Leonardo Helicopters is turning to technology to enable customer shipments despite the travel restrictions imposed by the coronavirus crisis which have caused a build-up of completed but undelivered aircraft at its production sites.

The Italian company’s helicopter division was one of the parts of the business most acutely affected by the Covid-19 pandemic during the first quarter: civil deliveries slumped to 11 units, down on the 19 shipments it made in the same period a year earlier.


Source: Leonardo

Delivery bottleneck hit AW139 during first quarter

Although output has largely been maintained at pre-coronavirus levels, clients have been unable or unwilling to travel to northern Italy to collect the assembled helicopters.

But speaking on a first-quarter earnings call on 7 May, Alessandra Genco, group chief financial officer, said the division was considering new solutions to clear the log-jam of undelivered aircraft, which are largely AW139 intermediate-twins.

“In helicopters we are getting ready to do ‘smart deliveries’ – using the digital set-up to transfer to customers all the data relating to the final testing we have done on their machines,” she says.

“This will make them comfortable that the machine is in good shape, as if their own pilots had tested it, and therefore on that basis take delivery of the aircraft.” A similar scheme is already in operation by Airbus at its commercial aviation unit.

However, although progress is being made on the initiative, she cautions not to expect any “significant speed up” of deliveries until June at the earliest.

Revenues at the division slumped year on year by 13.4%, to €704 million ($761 million), contributing to a 68% plunge in EBITA, to €18 million.

Nonetheless, Leonardo Helicopters added €1.48 billion to its backlog during the quarter, largely driven by the defence sector.
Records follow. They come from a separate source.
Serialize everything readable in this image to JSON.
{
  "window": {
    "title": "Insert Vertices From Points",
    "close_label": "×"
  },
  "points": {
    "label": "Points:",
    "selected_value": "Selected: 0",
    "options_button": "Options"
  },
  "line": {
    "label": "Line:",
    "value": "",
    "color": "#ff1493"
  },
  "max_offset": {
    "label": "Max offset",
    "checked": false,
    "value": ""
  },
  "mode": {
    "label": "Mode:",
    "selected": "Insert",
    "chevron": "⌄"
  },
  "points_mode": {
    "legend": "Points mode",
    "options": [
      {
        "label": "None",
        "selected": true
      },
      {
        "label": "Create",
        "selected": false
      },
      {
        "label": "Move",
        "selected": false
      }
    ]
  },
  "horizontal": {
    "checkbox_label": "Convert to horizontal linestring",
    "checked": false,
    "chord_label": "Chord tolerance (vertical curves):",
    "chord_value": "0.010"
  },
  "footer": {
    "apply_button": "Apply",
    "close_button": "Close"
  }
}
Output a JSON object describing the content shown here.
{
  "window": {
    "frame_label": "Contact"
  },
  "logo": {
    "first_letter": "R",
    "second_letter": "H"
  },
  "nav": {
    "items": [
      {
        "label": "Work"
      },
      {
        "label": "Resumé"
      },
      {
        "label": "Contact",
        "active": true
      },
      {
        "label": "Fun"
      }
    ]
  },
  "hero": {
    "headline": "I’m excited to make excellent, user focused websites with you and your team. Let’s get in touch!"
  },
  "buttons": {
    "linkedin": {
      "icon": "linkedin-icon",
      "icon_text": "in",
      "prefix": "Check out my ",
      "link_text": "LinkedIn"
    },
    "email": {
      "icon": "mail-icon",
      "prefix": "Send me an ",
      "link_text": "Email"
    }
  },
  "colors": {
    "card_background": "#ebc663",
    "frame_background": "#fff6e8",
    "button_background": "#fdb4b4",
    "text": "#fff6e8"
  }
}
This included 32 TH-119s for the US Navy, following the January selection of the light-single as the service’s new trainer, designated the TH-73A.

Leonardo has a significant presence in northern Italy, which has been the part of the country worst affected by the coronavirus outbreak.

Despite this, the group has not furloughed any of its around 31,000 staff in the country, says chief executive Alessandro Profumo. At the end of April, 40% of its employees were on site, 43% were working remotely and the remaining 17% were absent, he says.